Other traditional elements visible in the cutaway include the F1’s wire wheels with knock-off hubs. Instead of pneumatic tools and 3-second tire changes, pit stops of the era involved brass hammers wielded to unscrew the knock-offs, with rather less than today’s orchestration.
It goes almost without saying that drivers used a gear lever to up- or downshift; in the Ferrari F1’s case, to the driver’s left in the cockpit. Also, the Ferrari wood-rim steering wheel was itself a work of art, blissfully free of buttons for communications, Drag Reduction System, operational optimization and who knows what. Plus, race spectators saw considerably more of drivers than simply their helmet graphics.

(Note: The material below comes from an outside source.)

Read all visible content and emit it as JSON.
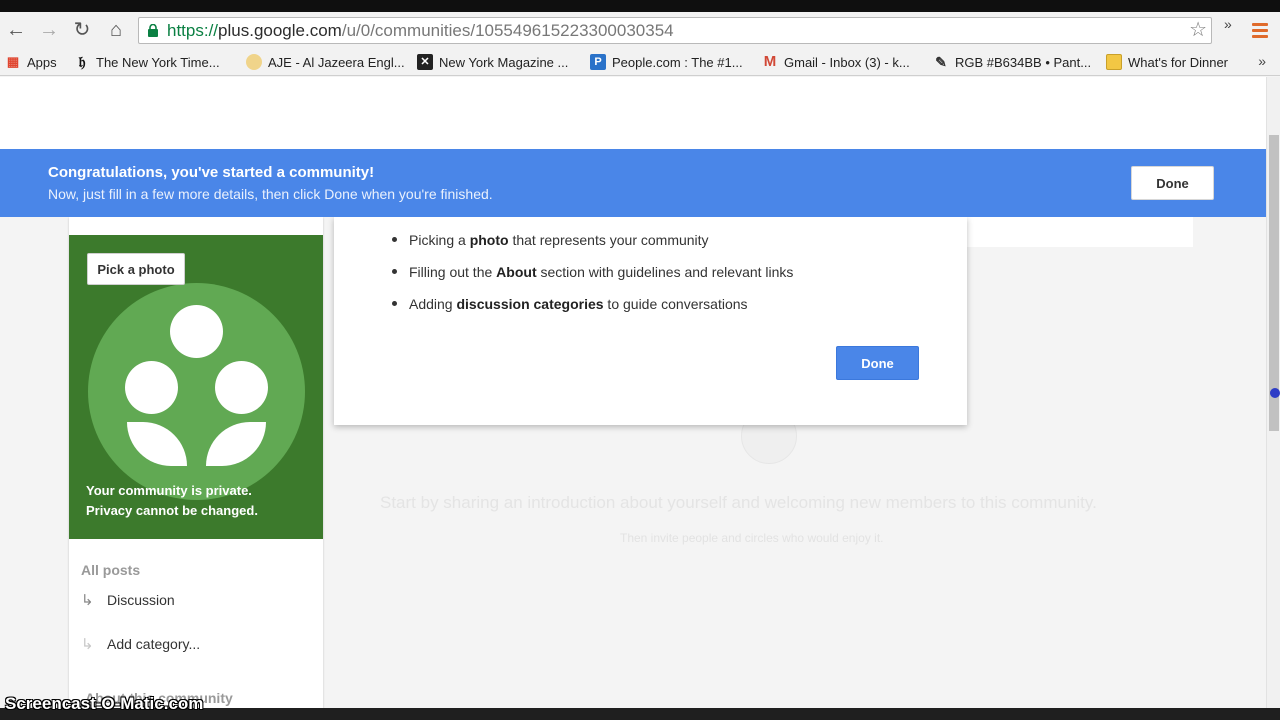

The Ferrari 125 F1’s first race was on September 5, 1948, at the Valentino Grand Prix. I could uncover no more information of this race or circuit, even in G.N. Georgano’s typically encyclopedic volume, aptly named The Encyclopedia of Motor Sport, 1971. The three cars entered were driven by Guiseppe Farina (destined to take the inaugural World Drivers’ Championship in 1950), Frenchman Raymond Sommer and B. Bira (Thai prince and a grandson of King Mongkut of The King and I fame.)
The 125 F1’s first victory came less than two months later, on October 24, 1948, at the Garda Circuit around Lago di Garda, with Farina at the wheel. The next year, 125 F1s took five wins, including the Italian Grand Prix at Monza, the Zandvoort Grand Prix in The Netherlands and the Grand Prix of Switzerland (back before the Swiss outlawed motor racing of all sorts in reaction to the 1955 Le Mans disaster.)
Ferraris took six more victories in 1950 and 1951. Already in the planning was a 1954 change of regulation to 2.5-liter normally aspirated engines. For 1952 and 1953, World Championship Grands Prix followed the Formula Two limits of naturally aspirated 2.0-liter power (or, rarely attempted, a supercharged 750-cc option).
There was nothing as useless as an out-dated race car, so 125 F1 chassis were all used elsewhere or lost. However, a replica with an original Colombo engine resides in Modena’s Museo Enzo Ferrari.
© Dennis Simanaitis, SimanaitisSays.com, 2016